All of these produced great results, and it's difficult to tell the difference after converting to sRGB. Even in a larger space like ProPhotoRGB, the differences are very minor, mainly that:
  • The colour tone of Madoka's pink shirt is slightly different (in -am it's a little deeper, whereas it's a little bit brighter in -ax/-aX). In -am it's about 247/184/207, whereas in -ax it's 255, 195, 222. This indicates that that colour region is being clipped in -ax.
  • The purple-red background is darker in -qm, where it's about 197/88/102, than in -ax, where it's 206/84/105.
  • The whites and lighter tone of the obi are brigher in -am than in -ax.
  • The darker skin tones are darker in -ax than in -am.
(All colour values given are after converting to ProPhotoRGB.)

Overall the colours in -qm appear to be more accurate to the real LD when I hold it in front of me. However, there's serious clipping in all of them - perhaps ProPhotoRGB simply isn't able to represent all of these colours? The original image, before converting, has no clipping beyond some light reflections on the very left edge of the obi.

Re: Automatic colour calibration using Argyll CMS

Posted: 23 May 2013, 16:21
by Misty
Ugh, one would have hoped that I would have remembered by this point in my life about different rendering intents when converting colour spaces, no? Absolute colorimetric intent, in this circumstance, prevents most clipping when converting to ProPhoto RGB, and results in a remarkably accurate colour reproduction. I could, I presume, improve on the clipping further by selecting a wider-gamut profile - most likely ProPhoto RGB can't cover everything that the camera is capturing even with absolute colorimetric.

Here's an sRGB sample which, clipping aside, very faithfully reproduces the colours of a) the original, b) the absolute colorimetric conversion into ProPhoto RGB.
korpilot-absolutecolorimetric.jpg
korpilot-absolutecolorimetric.jpg (396.82 KiB) Viewed 4179 times
I'll do further tests with other images and provide more samples. I'm hopeful that I've come across The Secret for high-accuracy completely automated colour calibration.

Re: Automatic colour calibration using Argyll CMS

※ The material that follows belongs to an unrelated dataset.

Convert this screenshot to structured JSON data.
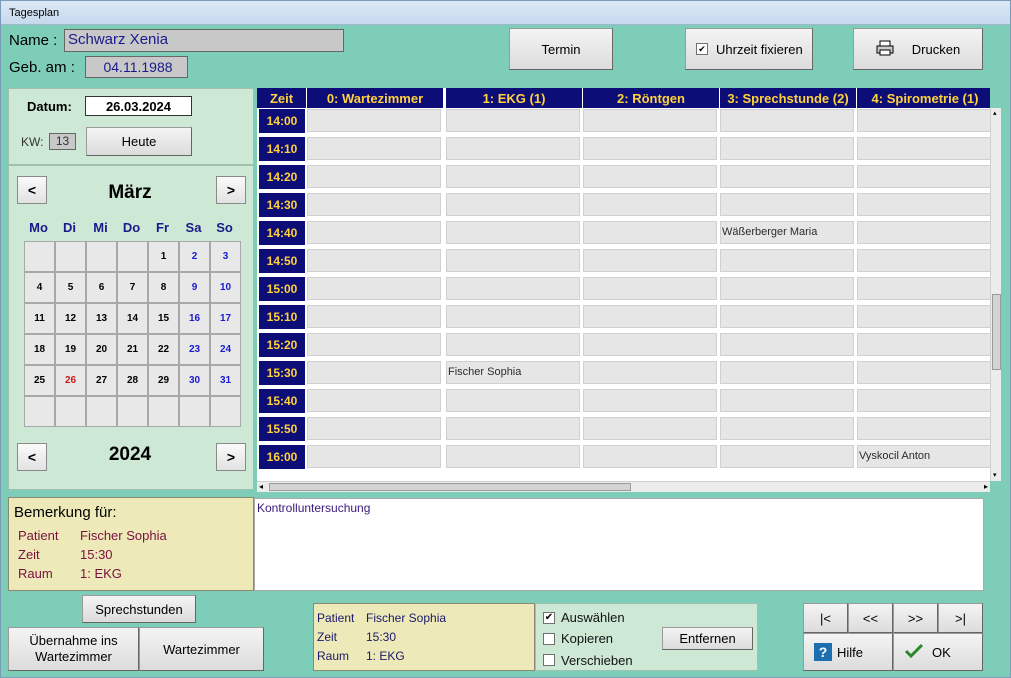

Posted: 23 May 2013, 19:56
by abmartin
Brava!

It's astonishing what a difference eliminating ambient lighting makes! Seeing that photo of the calibration card is the perfect example of why light shrouds are necessary. (I miss mine, and should really come up with a new system)

Thanks for all those great examples! (And there's just something strangely awesome about Japanese Laserdiscs!) The differences between the different approaches is astonishing (and I'm color blind!). I look forward to seeing more as you develop your approaches. I've already learned a lot. I didn't know about ProPhotoRGB before, for example. I believe that you are using libre tools, making this a real game changer for archives. I've seen a lot of archive photos with color calibration charts included that aren't calibrated accuractely and those were by groups that have extremely expensive equipment and software setups.

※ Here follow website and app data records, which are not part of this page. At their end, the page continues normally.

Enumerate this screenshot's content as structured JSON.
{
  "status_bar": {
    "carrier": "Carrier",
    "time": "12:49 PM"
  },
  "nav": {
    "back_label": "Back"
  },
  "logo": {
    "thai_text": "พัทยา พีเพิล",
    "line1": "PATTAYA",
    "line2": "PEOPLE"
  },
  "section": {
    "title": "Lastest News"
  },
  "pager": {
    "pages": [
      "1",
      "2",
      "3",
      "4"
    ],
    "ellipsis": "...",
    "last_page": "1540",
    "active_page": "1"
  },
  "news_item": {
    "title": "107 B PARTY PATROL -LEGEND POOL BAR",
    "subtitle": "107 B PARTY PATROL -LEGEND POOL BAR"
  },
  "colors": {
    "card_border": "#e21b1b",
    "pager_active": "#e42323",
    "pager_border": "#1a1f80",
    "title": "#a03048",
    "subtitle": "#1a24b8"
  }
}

I am looking at some of the inexpensive color charts so I can start playing a bit too. This absolutely destroys the white balancing and brightness adjustments I am doing with gray cards. Adding options like this to my preprocess script is extremely exciting.

Re: Automatic colour calibration using Argyll CMS

Posted: 24 May 2013, 13:19
by Misty
Wolf Faust sells really affordable IT8 charts that will work great with Argyll! He even has a non-glossy one.

Yep, all 100% libre! The primary tools so far are Argyll (AGPL3) and dcraw (GPL2); additional tools in the script for this will also be 100% libre too. I think it'll really be useful to have a system that requires no expensive software, affordable colour targets, etc.